Uganda and the Democratic Republic of Congo have responded to public concerns about the safety of the joint operations against terrorists with a pledge of transparency. They said, in fact, that they will elevate their cooperation to target all armed groups, not just the Allied Democratic Forces.
The Ugandan and Congolese ministers of defence, after a two-day field tour of Bunia, in Ituri eastern DRC say they will coordinate operations to ensure they are within the law.
The Ministers, Vincent Bamulangaki (Uganda) and Gilbert Kabanda Kurhenga (DRC) were accompanied by senior officers from both countries as well as parliamentarians from the Defence Committee of the National Assembly and MPs from North Kivu and Ituri.
They were asked how far the operations will go, how civilians will be protected and whether there will be guards against damaging residential areas.
The two ministers made it clear from the outset that their discussions were not only about operations against the ADF, but also about all the other armed groups, militias and terrorist organisations operating along the border between the two countries, particularly in North Kivu and Ituri.
Currently, the Democratic Republic of Congo has about 100 armed groups, including some community defence militias, but they are sometimes ruthless in committing bloody attacks against civilians.

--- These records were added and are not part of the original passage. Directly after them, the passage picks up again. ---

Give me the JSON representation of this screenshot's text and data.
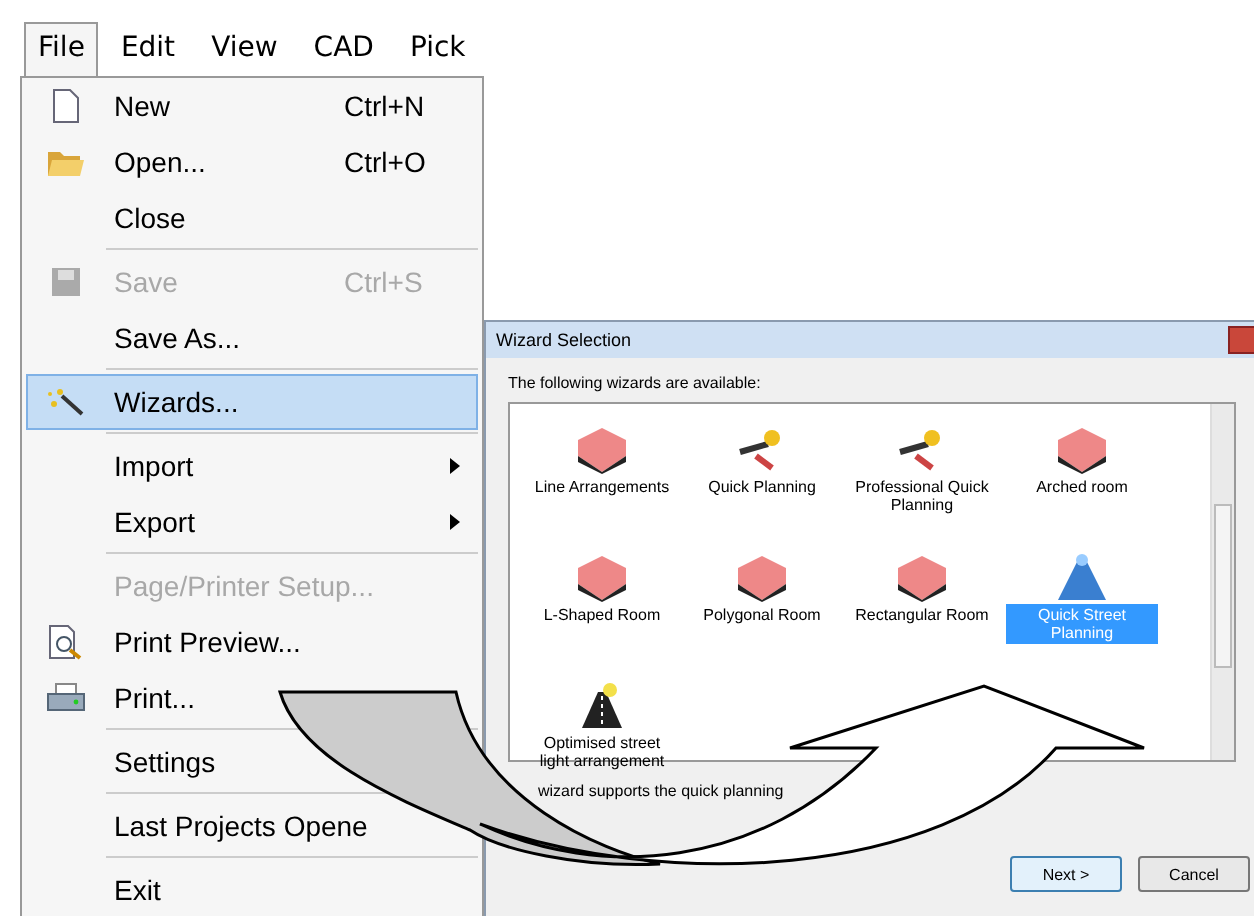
{
  "menu_bar": [
    {
      "label": "File",
      "selected": true
    },
    {
      "label": "Edit",
      "selected": false
    },
    {
      "label": "View",
      "selected": false
    },
    {
      "label": "CAD",
      "selected": false
    },
    {
      "label": "Pick",
      "selected": false
    }
  ],
  "file_menu": [
    {
      "kind": "item",
      "label": "New",
      "shortcut": "Ctrl+N",
      "disabled": false,
      "selected": false,
      "submenu": false
    },
    {
      "kind": "item",
      "label": "Open...",
      "shortcut": "Ctrl+O",
      "disabled": false,
      "selected": false,
      "submenu": false
    },
    {
      "kind": "item",
      "label": "Close",
      "disabled": false,
      "selected": false,
      "submenu": false
    },
    {
      "kind": "separator"
    },
    {
      "kind": "item",
      "label": "Save",
      "shortcut": "Ctrl+S",
      "disabled": true,
      "selected": false,
      "submenu": false
    },
    {
      "kind": "item",
      "label": "Save As...",
      "disabled": false,
      "selected": false,
      "submenu": false
    },
    {
      "kind": "separator"
    },
    {
      "kind": "item",
      "label": "Wizards...",
      "disabled": false,
      "selected": true,
      "submenu": false
    },
    {
      "kind": "separator"
    },
    {
      "kind": "item",
      "label": "Import",
      "disabled": false,
      "selected": false,
      "submenu": true
    },
    {
      "kind": "item",
      "label": "Export",
      "disabled": false,
      "selected": false,
      "submenu": true
    },
    {
      "kind": "separator"
    },
    {
      "kind": "item",
      "label": "Page/Printer Setup...",
      "disabled": true,
      "selected": false,
      "submenu": false
    },
    {
      "kind": "item",
      "label": "Print Preview...",
      "disabled": false,
      "selected": false,
      "submenu": false
    },
    {
      "kind": "item",
      "label": "Print...",
      "disabled": false,
      "selected": false,
      "submenu": false
    },
    {
      "kind": "separator"
    },
    {
      "kind": "item",
      "label": "Settings",
      "disabled": false,
      "selected": false,
      "submenu": false
    },
    {
      "kind": "separator"
    },
    {
      "kind": "item",
      "label": "Last Projects Opene",
      "disabled": false,
      "selected": false,
      "submenu": false
    },
    {
      "kind": "separator"
    },
    {
      "kind": "item",
      "label": "Exit",
      "disabled": false,
      "selected": false,
      "submenu": false
    }
  ],
  "dialog": {
    "title": "Wizard Selection",
    "prompt": "The following wizards are available:",
    "wizards": [
      {
        "label": "Line Arrangements",
        "selected": false
      },
      {
        "label": "Quick Planning",
        "selected": false
      },
      {
        "label": "Professional Quick Planning",
        "selected": false
      },
      {
        "label": "Arched room",
        "selected": false
      },
      {
        "label": "L-Shaped Room",
        "selected": false
      },
      {
        "label": "Polygonal Room",
        "selected": false
      },
      {
        "label": "Rectangular Room",
        "selected": false
      },
      {
        "label": "Quick Street Planning",
        "selected": true
      },
      {
        "label": "Optimised street light arrangement",
        "selected": false
      }
    ],
    "description": "wizard supports the quick planning",
    "buttons": [
      {
        "label": "Next >",
        "default": true
      },
      {
        "label": "Cancel",
        "default": false
      }
    ]
  }
}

“We came here because we met as brothers who have a common future. When the neighbour’s house is burning you have to rush to help,” said Mr Vincent Bamulangaki.
Uganda and the DRC last week announced joint ground and aerial attacks on supposed cells harbouring Ugandan-born rebel group Allied Democratic Forces (ADF), blamed on a series of attacks in both countries.

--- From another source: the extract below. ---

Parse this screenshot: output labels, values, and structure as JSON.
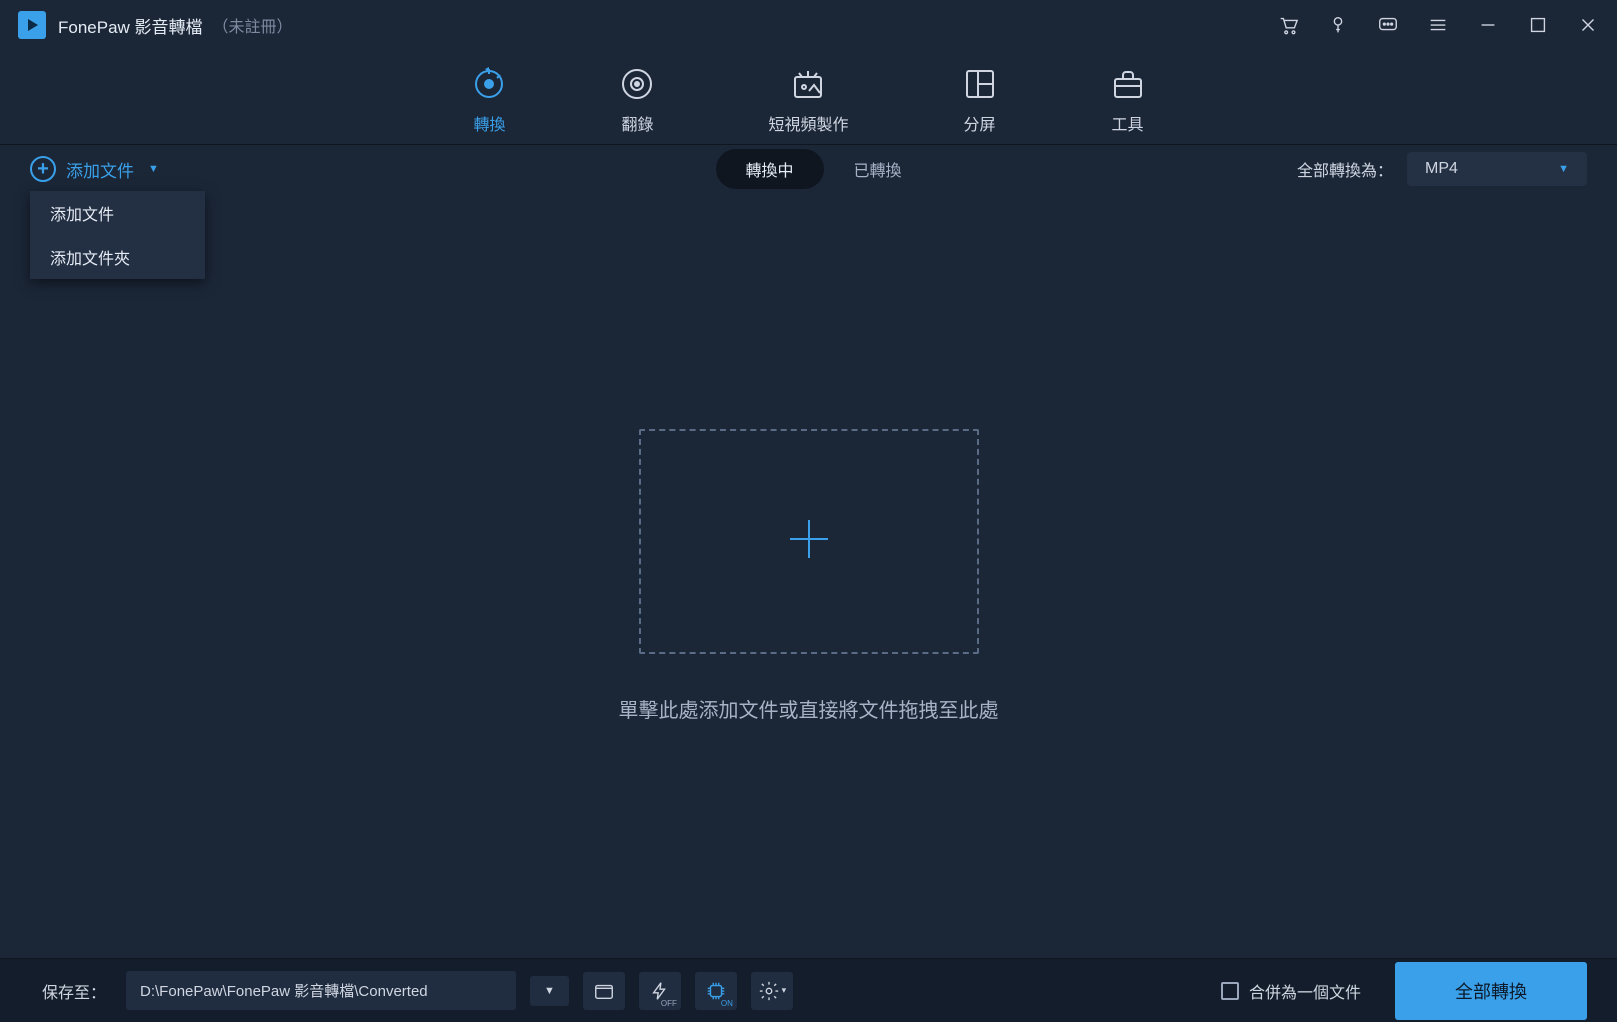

On Friday, the two sides said their armies are committed to strengthening bilateral cooperation and formalising all aspects of military cooperation within the framework of general defence agreements, and vowed to respect both local and international laws.
Although the two armies have assured of legal operations, they have not yet made a human toll of the operations.
Earlier, and accompanied by the lawmakers of Ituri and North Kivu, Gilbert Kabanda had organised a series of consultations with the local authorities. At the end of these consultations, the president of the customary chiefs of Ituri, Innocent Matukadala, on behalf of his peers, gave his “unwavering support to the joint DRC-Uganda military operation”.
He stated that the support of Ituri traditional chiefs to the security and defence forces is expressed in the denunciation of negative forces and collaboration with the FARDC, the Congolese army.